This past Tuesday, at the Common Platform Alliance Conference, Dr. Gary Patton, vice president of IBM’s semiconductor research & development center, made a major announcement for the Alliance partners – IBM, Samsung and Global Foundries.
While the plan to use Gate-First technology at the 32/28 nanometer node will remain unchanged, the coalition will move to Gate-Last technology when it makes the jump to 22 and 20 nanometer production.
We are sure everybody at 2200 Mission College Blvd., Santa Clara (Intel’s headquarters) and TSMC in Taiwan broke out in a big smile. In the fab industry timeline there was a switch in 2004/2005 to High-K Metal Gate at the 45 nanometer node which enabled resuming the electrical gate dielectric scaling, while reducing the gate leakage by more than ten times.
Intel was the leader at putting this technology into volume production, next came TSMC and AMD. Intel favored the Gate-Last approach and so did TSMC. The original Common Platform partners were following IBM’s R&D leadership with Gate-First. The difference between the two technologies lies in the timing when the metal electrode is deposited, before or after the high temperature activation anneal (over 925 degrees Celzius) of the flow.
In theory, the Gate-First approach lets the fab and their customers transition to a lower manufacturing node without having to redesign their chips. This is a major time saver and cost reduction for chip designers to make the move from 65 to 45 to 32 nanometer production process.
The Common Platform Alliance is based around reducing the cost of chip R&D and fabrication. It came about with IBM and Samsung researching the 90 nanometer process technology. The first keynote speaker on Tuesday was Samsung’s Dr. Stephen Woo, president and general manager of their LSI Division.
Global Foundries manufacturing plant in Dresden, Germany.
Woo explained the cost for the 20 nanometer process at about $1.4 billion to develop, and that’s excluding the cost of building a fab. On the upcoming nodes, building a fab will cost more than the $4.2 billion GlobalFoundries has allocated for constructing their Fab 8 – Saratoga County, New York facility which is coming online in 2012.
Woo said the Alliance customers will spend several years and tens, if not hundreds, of millions of dollars designing a new chip. He said, today there are seven foundries working on 32/28 nanometer node technology. When the industry transitions to 22/20 nanometer technology Woo said he only saw four foundries that are capable of making that major technology shift.

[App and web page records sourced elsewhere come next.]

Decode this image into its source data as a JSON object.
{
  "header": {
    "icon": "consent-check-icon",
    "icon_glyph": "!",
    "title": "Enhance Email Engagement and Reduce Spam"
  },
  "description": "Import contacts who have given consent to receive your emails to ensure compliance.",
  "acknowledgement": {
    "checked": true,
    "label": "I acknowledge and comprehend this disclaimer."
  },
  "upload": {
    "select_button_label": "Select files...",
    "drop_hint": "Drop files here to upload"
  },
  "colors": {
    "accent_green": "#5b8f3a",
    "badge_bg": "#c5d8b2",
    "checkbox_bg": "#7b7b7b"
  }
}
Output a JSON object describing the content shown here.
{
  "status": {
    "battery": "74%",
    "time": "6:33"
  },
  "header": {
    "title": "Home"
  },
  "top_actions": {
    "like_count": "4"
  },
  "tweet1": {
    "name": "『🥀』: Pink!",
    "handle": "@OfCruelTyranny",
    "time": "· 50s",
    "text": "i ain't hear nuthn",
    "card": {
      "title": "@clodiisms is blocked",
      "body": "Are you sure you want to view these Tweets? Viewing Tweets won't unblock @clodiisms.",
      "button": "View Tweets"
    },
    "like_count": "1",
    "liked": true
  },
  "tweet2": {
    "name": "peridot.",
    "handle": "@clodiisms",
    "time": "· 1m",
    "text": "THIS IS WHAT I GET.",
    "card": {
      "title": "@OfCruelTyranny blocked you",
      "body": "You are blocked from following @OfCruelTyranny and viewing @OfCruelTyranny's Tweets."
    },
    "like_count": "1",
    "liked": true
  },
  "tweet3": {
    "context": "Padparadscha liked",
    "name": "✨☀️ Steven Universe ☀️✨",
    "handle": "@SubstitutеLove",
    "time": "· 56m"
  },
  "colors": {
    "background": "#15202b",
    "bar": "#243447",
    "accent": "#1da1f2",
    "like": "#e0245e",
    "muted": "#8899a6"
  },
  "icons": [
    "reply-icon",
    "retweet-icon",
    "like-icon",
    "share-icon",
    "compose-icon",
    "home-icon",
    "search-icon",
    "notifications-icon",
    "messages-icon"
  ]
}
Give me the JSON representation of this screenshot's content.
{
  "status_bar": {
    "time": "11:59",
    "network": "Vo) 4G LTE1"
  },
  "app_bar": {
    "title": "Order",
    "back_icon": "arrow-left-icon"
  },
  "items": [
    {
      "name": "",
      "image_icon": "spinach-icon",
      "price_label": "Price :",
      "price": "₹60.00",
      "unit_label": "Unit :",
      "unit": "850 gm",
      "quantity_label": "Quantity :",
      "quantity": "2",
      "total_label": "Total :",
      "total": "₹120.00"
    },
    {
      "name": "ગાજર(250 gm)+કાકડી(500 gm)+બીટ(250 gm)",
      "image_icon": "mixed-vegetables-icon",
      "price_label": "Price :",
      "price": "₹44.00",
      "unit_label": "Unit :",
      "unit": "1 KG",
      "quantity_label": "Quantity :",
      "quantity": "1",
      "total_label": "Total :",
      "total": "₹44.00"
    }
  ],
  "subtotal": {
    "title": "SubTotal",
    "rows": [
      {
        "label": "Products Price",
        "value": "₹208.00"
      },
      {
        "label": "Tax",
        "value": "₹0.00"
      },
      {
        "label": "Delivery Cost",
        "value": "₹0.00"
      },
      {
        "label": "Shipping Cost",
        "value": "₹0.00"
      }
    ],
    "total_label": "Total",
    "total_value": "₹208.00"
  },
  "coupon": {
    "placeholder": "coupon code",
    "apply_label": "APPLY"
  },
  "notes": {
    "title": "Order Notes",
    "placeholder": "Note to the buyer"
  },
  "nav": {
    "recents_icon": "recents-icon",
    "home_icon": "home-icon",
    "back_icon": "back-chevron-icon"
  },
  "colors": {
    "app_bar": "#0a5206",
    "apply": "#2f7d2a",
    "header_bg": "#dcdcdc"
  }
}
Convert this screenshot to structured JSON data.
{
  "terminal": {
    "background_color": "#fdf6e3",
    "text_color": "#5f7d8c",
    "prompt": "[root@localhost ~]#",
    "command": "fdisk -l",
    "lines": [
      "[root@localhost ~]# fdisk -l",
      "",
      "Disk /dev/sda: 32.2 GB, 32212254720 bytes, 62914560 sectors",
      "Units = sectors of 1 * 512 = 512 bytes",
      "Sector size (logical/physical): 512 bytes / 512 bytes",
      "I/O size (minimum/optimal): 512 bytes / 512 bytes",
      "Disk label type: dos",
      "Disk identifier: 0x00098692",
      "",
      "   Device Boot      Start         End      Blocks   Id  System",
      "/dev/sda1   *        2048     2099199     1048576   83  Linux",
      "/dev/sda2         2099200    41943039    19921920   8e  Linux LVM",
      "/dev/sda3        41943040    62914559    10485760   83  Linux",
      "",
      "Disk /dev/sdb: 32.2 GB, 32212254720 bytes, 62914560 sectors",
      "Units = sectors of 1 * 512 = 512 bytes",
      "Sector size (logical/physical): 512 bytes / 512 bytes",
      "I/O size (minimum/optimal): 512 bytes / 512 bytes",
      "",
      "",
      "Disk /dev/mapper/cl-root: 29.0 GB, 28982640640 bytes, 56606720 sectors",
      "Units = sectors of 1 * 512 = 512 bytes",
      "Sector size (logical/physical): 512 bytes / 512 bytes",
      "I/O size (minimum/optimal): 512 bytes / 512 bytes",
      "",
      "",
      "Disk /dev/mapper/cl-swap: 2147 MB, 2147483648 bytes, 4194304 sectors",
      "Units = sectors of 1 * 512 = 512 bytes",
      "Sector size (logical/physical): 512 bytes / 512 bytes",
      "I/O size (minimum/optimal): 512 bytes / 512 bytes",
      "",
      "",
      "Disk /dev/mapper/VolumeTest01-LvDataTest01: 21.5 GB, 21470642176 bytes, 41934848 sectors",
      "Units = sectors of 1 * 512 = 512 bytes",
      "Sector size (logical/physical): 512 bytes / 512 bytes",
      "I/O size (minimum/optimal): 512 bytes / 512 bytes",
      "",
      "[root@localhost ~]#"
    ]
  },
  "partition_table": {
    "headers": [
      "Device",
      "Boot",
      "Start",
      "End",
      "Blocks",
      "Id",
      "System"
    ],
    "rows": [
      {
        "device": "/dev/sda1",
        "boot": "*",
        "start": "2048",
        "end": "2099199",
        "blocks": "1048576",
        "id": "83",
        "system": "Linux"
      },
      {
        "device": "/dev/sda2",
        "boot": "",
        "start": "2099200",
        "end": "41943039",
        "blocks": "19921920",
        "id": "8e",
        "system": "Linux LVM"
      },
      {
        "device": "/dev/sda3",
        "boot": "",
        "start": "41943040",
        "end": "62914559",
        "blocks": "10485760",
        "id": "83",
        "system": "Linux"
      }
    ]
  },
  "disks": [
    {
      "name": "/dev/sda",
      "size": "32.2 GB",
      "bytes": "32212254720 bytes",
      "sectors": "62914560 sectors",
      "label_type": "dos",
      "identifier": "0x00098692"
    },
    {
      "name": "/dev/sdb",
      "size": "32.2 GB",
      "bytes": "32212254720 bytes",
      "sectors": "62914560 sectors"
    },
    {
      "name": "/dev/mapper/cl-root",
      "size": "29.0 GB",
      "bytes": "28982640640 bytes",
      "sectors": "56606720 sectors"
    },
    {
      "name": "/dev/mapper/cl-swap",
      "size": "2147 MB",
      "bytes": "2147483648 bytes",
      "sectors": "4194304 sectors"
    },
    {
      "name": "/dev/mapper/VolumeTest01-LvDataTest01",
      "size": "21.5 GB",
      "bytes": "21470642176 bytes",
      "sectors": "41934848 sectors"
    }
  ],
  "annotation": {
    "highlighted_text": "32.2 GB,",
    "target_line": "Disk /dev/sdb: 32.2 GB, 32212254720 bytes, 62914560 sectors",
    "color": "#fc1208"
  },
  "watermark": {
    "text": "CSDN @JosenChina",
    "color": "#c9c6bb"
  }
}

According to Jon Carvill, VP of GlobalFoundries Communications, the change from last year’s Gate-Last to this year’s Gate-First is "due to the design rules and desired scaling our customers want at 20nm. Gate Last was the best option to hit it and Gate First was the better option at 32/28nm."
September 2010 Gate-First approach was the only option offered by GlobalFoundries.
"We have multiple customers engaged on Gate First 32nm/28nm as does Samsung (who made this disclosure with us yesterday)," Carvill concluded.
Now that Samsung and GlobalFoundries are shipping 40 nanometer-LP wafers and showing production wafers for 32 nanometer SOI, 28 nanometer-HP, 40 nanometer-G and 28 nanometer-SLP, their management and scientists decided there was more than enough time to begin work on the 20 nanometer Gate-Last transition. Gate-Last technology is supposed to offer a better choice of transistors for high performance.
Pictured above: A 20 nanometer LP High-k Metal Gate wafer
The graphic for the production timeline showed the Process Design Kit is scheduled for next month, with their Multi-Project Wafer shuttle to arrive by summer of 2011. It also revealed an estimated "risk production" by summer of 2012 and "early production" in the first quarter of 2013. That could translate into an ARM IP-based, Cortex A-15 quad-core chip built with 20 nanometer technology showing up in smartphones, tablets, netbooks and entry-level desktop computers by CES 2014.
As of our publication deadline neither the press people from Common Platform nor Global Foundries were able to provide promised reference and visual materials. There are a huge number of leading edge slides we hope will become available, since photography was curtailed at the event by the Alliance’s minders.